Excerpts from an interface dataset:
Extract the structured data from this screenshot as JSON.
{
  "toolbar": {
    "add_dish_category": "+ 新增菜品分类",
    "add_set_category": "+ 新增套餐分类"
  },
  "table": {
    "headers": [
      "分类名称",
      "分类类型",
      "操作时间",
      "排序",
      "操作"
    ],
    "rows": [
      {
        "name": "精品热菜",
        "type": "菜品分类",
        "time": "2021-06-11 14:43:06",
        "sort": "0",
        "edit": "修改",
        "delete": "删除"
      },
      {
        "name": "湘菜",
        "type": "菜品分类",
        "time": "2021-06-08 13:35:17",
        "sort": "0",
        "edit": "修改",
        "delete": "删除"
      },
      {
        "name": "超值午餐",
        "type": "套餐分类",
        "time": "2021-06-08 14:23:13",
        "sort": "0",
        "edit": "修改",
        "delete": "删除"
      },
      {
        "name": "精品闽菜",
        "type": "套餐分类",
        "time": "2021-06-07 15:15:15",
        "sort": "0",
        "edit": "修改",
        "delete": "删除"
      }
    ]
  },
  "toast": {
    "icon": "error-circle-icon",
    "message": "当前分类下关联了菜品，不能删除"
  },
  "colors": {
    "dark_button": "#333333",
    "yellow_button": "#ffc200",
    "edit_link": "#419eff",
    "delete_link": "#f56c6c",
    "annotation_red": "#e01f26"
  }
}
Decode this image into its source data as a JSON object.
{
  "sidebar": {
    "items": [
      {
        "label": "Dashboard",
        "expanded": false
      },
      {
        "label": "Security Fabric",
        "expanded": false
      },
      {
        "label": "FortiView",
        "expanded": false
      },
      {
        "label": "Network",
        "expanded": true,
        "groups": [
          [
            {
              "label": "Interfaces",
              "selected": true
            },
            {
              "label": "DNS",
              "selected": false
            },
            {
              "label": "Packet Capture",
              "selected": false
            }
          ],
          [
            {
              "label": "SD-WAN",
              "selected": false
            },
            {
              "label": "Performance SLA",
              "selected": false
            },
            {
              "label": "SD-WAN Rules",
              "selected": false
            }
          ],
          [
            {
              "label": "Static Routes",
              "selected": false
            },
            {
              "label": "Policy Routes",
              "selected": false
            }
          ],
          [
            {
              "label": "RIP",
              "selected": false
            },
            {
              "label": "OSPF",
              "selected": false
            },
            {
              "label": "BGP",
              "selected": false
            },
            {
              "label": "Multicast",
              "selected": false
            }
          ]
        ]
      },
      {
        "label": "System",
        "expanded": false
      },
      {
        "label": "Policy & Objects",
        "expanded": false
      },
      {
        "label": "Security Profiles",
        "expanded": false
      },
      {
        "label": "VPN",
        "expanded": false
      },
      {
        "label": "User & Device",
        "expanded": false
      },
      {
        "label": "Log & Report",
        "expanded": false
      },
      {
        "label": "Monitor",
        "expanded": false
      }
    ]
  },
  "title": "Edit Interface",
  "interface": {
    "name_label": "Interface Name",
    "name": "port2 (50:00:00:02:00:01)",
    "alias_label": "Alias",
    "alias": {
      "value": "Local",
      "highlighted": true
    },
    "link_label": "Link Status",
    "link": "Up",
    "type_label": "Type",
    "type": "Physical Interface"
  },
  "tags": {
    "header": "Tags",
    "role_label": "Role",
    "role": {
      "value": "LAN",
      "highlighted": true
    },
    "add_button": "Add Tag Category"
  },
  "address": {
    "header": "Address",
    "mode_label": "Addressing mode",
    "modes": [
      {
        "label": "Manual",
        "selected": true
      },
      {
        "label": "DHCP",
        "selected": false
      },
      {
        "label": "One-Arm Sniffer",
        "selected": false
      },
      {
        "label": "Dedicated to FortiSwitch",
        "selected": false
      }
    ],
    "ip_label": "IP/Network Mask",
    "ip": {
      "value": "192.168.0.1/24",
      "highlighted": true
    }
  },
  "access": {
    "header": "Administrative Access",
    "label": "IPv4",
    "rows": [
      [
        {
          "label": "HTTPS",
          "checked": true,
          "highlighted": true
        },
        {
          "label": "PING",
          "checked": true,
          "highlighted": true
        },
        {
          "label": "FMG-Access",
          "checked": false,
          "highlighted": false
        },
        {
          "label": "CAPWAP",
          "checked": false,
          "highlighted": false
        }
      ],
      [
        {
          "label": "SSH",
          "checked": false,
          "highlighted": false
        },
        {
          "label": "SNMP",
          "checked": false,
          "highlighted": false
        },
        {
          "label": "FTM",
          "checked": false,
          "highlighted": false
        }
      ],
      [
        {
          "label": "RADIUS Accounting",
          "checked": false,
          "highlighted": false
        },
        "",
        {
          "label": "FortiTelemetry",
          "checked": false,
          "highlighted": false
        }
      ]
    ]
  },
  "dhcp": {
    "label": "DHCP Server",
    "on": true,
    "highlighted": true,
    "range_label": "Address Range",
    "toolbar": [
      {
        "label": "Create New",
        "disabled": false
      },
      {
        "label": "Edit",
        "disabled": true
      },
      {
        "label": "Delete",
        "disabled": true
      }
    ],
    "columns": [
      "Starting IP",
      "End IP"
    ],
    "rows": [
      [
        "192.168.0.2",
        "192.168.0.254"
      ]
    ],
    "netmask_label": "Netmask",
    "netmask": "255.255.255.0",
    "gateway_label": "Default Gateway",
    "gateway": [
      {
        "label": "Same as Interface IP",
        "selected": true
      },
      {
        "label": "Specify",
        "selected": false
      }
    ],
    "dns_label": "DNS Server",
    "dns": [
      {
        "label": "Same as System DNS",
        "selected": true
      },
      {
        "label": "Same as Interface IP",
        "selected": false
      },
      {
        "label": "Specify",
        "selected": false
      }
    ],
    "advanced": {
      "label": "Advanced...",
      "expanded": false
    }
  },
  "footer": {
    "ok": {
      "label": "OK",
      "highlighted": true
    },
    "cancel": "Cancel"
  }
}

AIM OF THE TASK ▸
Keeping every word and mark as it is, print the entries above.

RESPONSE ▸
Extract the structured data from this screenshot as JSON.
{
  "toolbar": {
    "add_dish_category": "+ 新增菜品分类",
    "add_set_category": "+ 新增套餐分类"
  },
  "table": {
    "headers": [
      "分类名称",
      "分类类型",
      "操作时间",
      "排序",
      "操作"
    ],
    "rows": [
      {
        "name": "精品热菜",
        "type": "菜品分类",
        "time": "2021-06-11 14:43:06",
        "sort": "0",
        "edit": "修改",
        "delete": "删除"
      },
      {
        "name": "湘菜",
        "type": "菜品分类",
        "time": "2021-06-08 13:35:17",
        "sort": "0",
        "edit": "修改",
        "delete": "删除"
      },
      {
        "name": "超值午餐",
        "type": "套餐分类",
        "time": "2021-06-08 14:23:13",
        "sort": "0",
        "edit": "修改",
        "delete": "删除"
      },
      {
        "name": "精品闽菜",
        "type": "套餐分类",
        "time": "2021-06-07 15:15:15",
        "sort": "0",
        "edit": "修改",
        "delete": "删除"
      }
    ]
  },
  "toast": {
    "icon": "error-circle-icon",
    "message": "当前分类下关联了菜品，不能删除"
  },
  "colors": {
    "dark_button": "#333333",
    "yellow_button": "#ffc200",
    "edit_link": "#419eff",
    "delete_link": "#f56c6c",
    "annotation_red": "#e01f26"
  }
}
Decode this image into its source data as a JSON object.
{
  "sidebar": {
    "items": [
      {
        "label": "Dashboard",
        "expanded": false
      },
      {
        "label": "Security Fabric",
        "expanded": false
      },
      {
        "label": "FortiView",
        "expanded": false
      },
      {
        "label": "Network",
        "expanded": true,
        "groups": [
          [
            {
              "label": "Interfaces",
              "selected": true
            },
            {
              "label": "DNS",
              "selected": false
            },
            {
              "label": "Packet Capture",
              "selected": false
            }
          ],
          [
            {
              "label": "SD-WAN",
              "selected": false
            },
            {
              "label": "Performance SLA",
              "selected": false
            },
            {
              "label": "SD-WAN Rules",
              "selected": false
            }
          ],
          [
            {
              "label": "Static Routes",
              "selected": false
            },
            {
              "label": "Policy Routes",
              "selected": false
            }
          ],
          [
            {
              "label": "RIP",
              "selected": false
            },
            {
              "label": "OSPF",
              "selected": false
            },
            {
              "label": "BGP",
              "selected": false
            },
            {
              "label": "Multicast",
              "selected": false
            }
          ]
        ]
      },
      {
        "label": "System",
        "expanded": false
      },
      {
        "label": "Policy & Objects",
        "expanded": false
      },
      {
        "label": "Security Profiles",
        "expanded": false
      },
      {
        "label": "VPN",
        "expanded": false
      },
      {
        "label": "User & Device",
        "expanded": false
      },
      {
        "label": "Log & Report",
        "expanded": false
      },
      {
        "label": "Monitor",
        "expanded": false
      }
    ]
  },
  "title": "Edit Interface",
  "interface": {
    "name_label": "Interface Name",
    "name": "port2 (50:00:00:02:00:01)",
    "alias_label": "Alias",
    "alias": {
      "value": "Local",
      "highlighted": true
    },
    "link_label": "Link Status",
    "link": "Up",
    "type_label": "Type",
    "type": "Physical Interface"
  },
  "tags": {
    "header": "Tags",
    "role_label": "Role",
    "role": {
      "value": "LAN",
      "highlighted": true
    },
    "add_button": "Add Tag Category"
  },
  "address": {
    "header": "Address",
    "mode_label": "Addressing mode",
    "modes": [
      {
        "label": "Manual",
        "selected": true
      },
      {
        "label": "DHCP",
        "selected": false
      },
      {
        "label": "One-Arm Sniffer",
        "selected": false
      },
      {
        "label": "Dedicated to FortiSwitch",
        "selected": false
      }
    ],
    "ip_label": "IP/Network Mask",
    "ip": {
      "value": "192.168.0.1/24",
      "highlighted": true
    }
  },
  "access": {
    "header": "Administrative Access",
    "label": "IPv4",
    "rows": [
      [
        {
          "label": "HTTPS",
          "checked": true,
          "highlighted": true
        },
        {
          "label": "PING",
          "checked": true,
          "highlighted": true
        },
        {
          "label": "FMG-Access",
          "checked": false,
          "highlighted": false
        },
        {
          "label": "CAPWAP",
          "checked": false,
          "highlighted": false
        }
      ],
      [
        {
          "label": "SSH",
          "checked": false,
          "highlighted": false
        },
        {
          "label": "SNMP",
          "checked": false,
          "highlighted": false
        },
        {
          "label": "FTM",
          "checked": false,
          "highlighted": false
        }
      ],
      [
        {
          "label": "RADIUS Accounting",
          "checked": false,
          "highlighted": false
        },
        "",
        {
          "label": "FortiTelemetry",
          "checked": false,
          "highlighted": false
        }
      ]
    ]
  },
  "dhcp": {
    "label": "DHCP Server",
    "on": true,
    "highlighted": true,
    "range_label": "Address Range",
    "toolbar": [
      {
        "label": "Create New",
        "disabled": false
      },
      {
        "label": "Edit",
        "disabled": true
      },
      {
        "label": "Delete",
        "disabled": true
      }
    ],
    "columns": [
      "Starting IP",
      "End IP"
    ],
    "rows": [
      [
        "192.168.0.2",
        "192.168.0.254"
      ]
    ],
    "netmask_label": "Netmask",
    "netmask": "255.255.255.0",
    "gateway_label": "Default Gateway",
    "gateway": [
      {
        "label": "Same as Interface IP",
        "selected": true
      },
      {
        "label": "Specify",
        "selected": false
      }
    ],
    "dns_label": "DNS Server",
    "dns": [
      {
        "label": "Same as System DNS",
        "selected": true
      },
      {
        "label": "Same as Interface IP",
        "selected": false
      },
      {
        "label": "Specify",
        "selected": false
      }
    ],
    "advanced": {
      "label": "Advanced...",
      "expanded": false
    }
  },
  "footer": {
    "ok": {
      "label": "OK",
      "highlighted": true
    },
    "cancel": "Cancel"
  }
}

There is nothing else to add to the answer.